Oakland is a city in the East Bay of the Bay_Area_(California) of San Francisco.

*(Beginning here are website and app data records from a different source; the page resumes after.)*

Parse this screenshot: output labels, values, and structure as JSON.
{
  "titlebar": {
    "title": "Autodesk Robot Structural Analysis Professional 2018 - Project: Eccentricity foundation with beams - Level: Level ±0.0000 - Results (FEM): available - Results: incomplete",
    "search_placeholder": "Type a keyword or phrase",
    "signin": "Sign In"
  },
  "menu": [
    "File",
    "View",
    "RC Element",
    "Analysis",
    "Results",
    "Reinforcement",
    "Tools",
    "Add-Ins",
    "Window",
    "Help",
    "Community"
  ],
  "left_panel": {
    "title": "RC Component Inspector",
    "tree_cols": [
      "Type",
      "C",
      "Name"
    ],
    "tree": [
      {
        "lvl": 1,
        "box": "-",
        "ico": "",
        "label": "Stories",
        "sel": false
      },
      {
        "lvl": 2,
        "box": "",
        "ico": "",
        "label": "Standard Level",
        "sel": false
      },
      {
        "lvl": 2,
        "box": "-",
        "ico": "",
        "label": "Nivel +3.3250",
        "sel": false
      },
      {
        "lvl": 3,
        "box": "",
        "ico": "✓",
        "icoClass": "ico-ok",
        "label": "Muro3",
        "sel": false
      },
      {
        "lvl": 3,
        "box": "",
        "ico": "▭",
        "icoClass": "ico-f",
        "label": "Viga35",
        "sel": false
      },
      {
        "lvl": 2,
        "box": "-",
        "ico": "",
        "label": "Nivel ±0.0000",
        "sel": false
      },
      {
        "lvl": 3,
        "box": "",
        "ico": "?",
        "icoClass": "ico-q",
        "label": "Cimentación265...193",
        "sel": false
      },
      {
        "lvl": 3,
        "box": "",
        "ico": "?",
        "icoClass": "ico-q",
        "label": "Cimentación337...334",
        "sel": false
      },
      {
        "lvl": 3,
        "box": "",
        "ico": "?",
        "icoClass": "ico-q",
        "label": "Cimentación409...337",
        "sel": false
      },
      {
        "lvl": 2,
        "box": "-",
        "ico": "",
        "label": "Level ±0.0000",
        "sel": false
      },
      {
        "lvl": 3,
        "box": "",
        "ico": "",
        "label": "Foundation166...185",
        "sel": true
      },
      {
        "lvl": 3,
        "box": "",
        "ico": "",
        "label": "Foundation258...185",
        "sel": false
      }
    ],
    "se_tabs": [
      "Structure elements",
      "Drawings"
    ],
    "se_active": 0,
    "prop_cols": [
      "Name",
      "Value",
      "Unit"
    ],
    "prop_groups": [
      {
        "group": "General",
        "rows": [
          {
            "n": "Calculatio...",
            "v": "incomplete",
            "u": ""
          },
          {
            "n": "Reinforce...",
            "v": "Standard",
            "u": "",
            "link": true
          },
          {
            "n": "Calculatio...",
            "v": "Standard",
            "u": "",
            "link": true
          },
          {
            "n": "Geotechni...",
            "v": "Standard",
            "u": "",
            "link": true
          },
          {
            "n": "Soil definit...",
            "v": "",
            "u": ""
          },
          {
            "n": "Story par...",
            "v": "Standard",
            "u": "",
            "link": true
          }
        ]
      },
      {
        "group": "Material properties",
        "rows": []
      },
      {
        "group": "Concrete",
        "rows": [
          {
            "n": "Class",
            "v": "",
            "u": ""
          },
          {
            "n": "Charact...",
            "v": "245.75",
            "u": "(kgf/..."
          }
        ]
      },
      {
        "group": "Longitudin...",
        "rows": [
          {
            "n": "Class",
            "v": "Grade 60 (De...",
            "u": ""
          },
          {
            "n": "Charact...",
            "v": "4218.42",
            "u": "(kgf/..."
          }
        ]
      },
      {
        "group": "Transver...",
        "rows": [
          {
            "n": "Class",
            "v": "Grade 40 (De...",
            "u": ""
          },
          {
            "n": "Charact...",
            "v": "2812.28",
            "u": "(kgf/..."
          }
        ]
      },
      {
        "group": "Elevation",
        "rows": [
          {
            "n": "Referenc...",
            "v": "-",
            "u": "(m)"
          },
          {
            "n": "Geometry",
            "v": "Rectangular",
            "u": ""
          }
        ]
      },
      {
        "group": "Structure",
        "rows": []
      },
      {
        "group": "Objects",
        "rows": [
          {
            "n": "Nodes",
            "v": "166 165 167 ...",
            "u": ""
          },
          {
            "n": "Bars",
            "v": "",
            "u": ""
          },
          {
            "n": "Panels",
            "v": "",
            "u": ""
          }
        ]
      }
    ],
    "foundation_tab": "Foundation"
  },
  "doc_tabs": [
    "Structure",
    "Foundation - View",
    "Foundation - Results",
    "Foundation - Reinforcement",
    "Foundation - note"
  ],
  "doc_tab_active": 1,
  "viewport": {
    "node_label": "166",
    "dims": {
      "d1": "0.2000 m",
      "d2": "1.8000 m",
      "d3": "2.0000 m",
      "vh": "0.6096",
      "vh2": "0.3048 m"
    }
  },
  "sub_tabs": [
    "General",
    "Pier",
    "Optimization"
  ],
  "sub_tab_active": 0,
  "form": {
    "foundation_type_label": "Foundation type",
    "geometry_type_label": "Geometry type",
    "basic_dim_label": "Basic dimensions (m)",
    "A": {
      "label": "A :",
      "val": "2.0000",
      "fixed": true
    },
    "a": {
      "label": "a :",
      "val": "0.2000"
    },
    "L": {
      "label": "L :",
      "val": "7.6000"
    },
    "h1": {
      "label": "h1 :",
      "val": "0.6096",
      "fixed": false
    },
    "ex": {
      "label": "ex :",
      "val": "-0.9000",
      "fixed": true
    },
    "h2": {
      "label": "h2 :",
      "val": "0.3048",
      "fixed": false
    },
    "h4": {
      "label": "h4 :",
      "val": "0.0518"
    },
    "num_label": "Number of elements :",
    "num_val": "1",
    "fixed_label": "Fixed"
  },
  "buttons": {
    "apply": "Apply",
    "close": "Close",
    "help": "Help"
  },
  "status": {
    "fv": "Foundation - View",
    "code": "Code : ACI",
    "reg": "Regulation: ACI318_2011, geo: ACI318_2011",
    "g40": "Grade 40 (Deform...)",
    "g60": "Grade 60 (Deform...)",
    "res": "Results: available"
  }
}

Oakland stands out as an important industrial port city in California and as one of the most important American centers of African-American culture. With its large downtown area and its industrial charme, Oakland resembles somewhat older industrial cities in the East Coast, i.e., Pittsburgh or Baltimore. However, Oakland's diversity––it remains one of the most racially and ethnically diverse cities in America–– as well as its strikingly creative, and multiracial culture; its historically, often prescient, progressive politics; and its emerging status as one of America's leading culinary cities, all ensure the city's distinctness. In the wake of white flight between the 1950s and the 1990s, exacerbated by mid-twentieth century deindustrialization, Oakland became home and a defining political and cultural center to Northern California's African Americans. Infusions of Latinx in the Post-War era helped reshape Oakland from a white, Republican, and deeply conservative city into a largely "minority" and progressive-leaning urban center, albeit one that white institutions of industry and financial investment largely abandoned in the same period. The resulting decline of the city's fortunes, economic opportunities, and quality of life led, in part, to its historical role as the birthplace of the Black Panther movement in the 60s and 70s. Oakland's post-industrial decline made it especially vulnerable in the crack epidemic during the 80s and early 90s, even as the city saw the first seeds of white influx gentrification in neighborhoods that are now among the Bay Area's most prized –– and expensive.